Does your loved one have issues communicating through words? 

Bring a visual schedule or augmentative communication device so he or she can adequately express his or her needs.

If your loved one is non-verbal and gets separated from you, it would be very wise to have a plan in place to locate him or her.

For those with SAFETY AWARENESS challenges…

Is autistic loved one a flight risk? 

Consider having a bracelet, lanyard, sticker, badge or a GPS Tracker (like Angel Sense) with your name and phone number in case he or she gets lost. This will greatly help Cast Members locate your loved one.

Consider telling Guest Relations know this is a potential risk when you get the DAS.

Is your loved one prone to full body meltdowns around a mass of people? 

Any cast member will help you with these issues, including helping you find an out-of-way place to calm down and getting the word out to other cast members that your child is missing.

The First Aid station is an option (located between Crystal Palace and Casey’s Corner restaurants near the Main Street and central hub).

For those with BODY-SPACE AWARENESS challenges…

Does your autistic loved one have a hard time understanding the social or safety impact of standing too close to others?  

This is a hard one! Everyone stands so close to one another in lines that the normal “arms-length distance” rule between people flies out the window.

We had to constantly pull our son back because he either stood a few inches too close to people (one person told him to “get back!”) or he is so determined to get to that ride that he practically cuts people in line.

When verbal reminders are not enough, a visual cue or a potential reward for keeping a good distance from others may be warranted. Sometimes having our kids stand behind us and not in front of us helped. Then, it’s up to the people behind THEM to stand an adequate distance.

For those susceptible to MELTDOWN TRIGGERS…

What are situations that bring on a meltdown? 

Everyone, not just those with autism, has their own “tipping point” before they go into “shutdown mode”.

Don’t rush your autistic loved one all over the parks.  You may be risking a meltdown by trying to get all the rides done in one day—most people without sensory can’t do that.

Waiting in line for more than an hour can be a meltdown trigger. Sometimes having something to occupy your child (videos/games an iPhone) may be helpful.

But having the DAS will be a lifesaver, allowing you to wait “outside the line” and do other things (watch a parade, meet characters, eat, etc.) before riding the attraction.

For those with TRANSITION challenges…

Does your loved one have trouble grasping a sense of time, waiting, or moving from one event or setting to another?

If a child has NEVER been to Disney before, they have no idea what to expect. If they LOVE Disney, then the familiarity and associations between movies and rides might be enough to help them get through the park without much prepping.

 

Prep Your Child Before Your Disney Trip

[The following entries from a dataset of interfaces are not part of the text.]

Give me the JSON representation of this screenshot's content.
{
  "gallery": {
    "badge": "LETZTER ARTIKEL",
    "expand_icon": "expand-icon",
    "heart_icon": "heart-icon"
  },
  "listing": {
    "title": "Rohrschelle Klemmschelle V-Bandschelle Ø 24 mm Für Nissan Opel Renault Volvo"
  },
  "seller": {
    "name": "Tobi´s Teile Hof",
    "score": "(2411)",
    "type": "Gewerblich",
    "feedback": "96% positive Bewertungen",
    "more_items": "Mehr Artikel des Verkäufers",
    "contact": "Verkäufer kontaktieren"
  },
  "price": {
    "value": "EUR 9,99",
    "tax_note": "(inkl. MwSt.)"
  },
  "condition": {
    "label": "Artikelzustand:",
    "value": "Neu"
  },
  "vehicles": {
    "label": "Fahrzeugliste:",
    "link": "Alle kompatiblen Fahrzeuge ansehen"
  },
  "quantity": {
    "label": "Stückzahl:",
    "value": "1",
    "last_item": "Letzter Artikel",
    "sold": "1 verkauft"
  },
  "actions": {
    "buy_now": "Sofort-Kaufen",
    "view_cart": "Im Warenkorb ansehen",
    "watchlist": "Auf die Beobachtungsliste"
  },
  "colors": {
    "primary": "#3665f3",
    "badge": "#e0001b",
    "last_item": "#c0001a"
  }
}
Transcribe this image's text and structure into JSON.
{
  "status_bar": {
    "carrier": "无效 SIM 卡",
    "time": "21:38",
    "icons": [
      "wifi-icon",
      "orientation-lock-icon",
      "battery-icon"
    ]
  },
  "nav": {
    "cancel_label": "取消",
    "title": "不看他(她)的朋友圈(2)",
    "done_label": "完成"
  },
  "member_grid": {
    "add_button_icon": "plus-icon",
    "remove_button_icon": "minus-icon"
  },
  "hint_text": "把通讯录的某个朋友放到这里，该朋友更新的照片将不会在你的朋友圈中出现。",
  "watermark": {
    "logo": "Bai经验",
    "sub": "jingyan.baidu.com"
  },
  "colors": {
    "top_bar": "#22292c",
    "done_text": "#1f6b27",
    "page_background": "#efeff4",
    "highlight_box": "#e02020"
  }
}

However, if a child has even minor issues moving from one task or place to another and is rigid in their use of time in the “real world”, then I STRONGLY SUGGEST that you prep them about the parks before travel!

Watch attraction videos.

Creating social stories about your overall trip or individual park days.

Have them help plan places to visit and dine.

Watch Disney movies and tie them in to certain attractions.

Study the park maps together.

 

Take Advantage of Disney Accommodations for Autism

Walt Disney World and Disneyland have a wonderful accommodation in place to help with those who have a hard time waiting and understanding time.

The Disability Access Service—or the DAS—serves to allow those with cognitive-sensory differences like autism to wait “outside the line”.  You can get that at any park Guest Relations.

Even though this is incredibly helpful while at the parks, it’s still a very good idea to establish a sensory plan BEFORE traveling. That way,  you can pack the items needed and know exactly how to handle any sensory issues that suddenly arise in the parks.

These sensory-based solutions will ensure everyone’s safety and peace-of-mind for a more relaxing and memorable trip to a Disney Park!

I would love to help you plan a magical Disney vacation!  Just click on this link for a free travel consultation!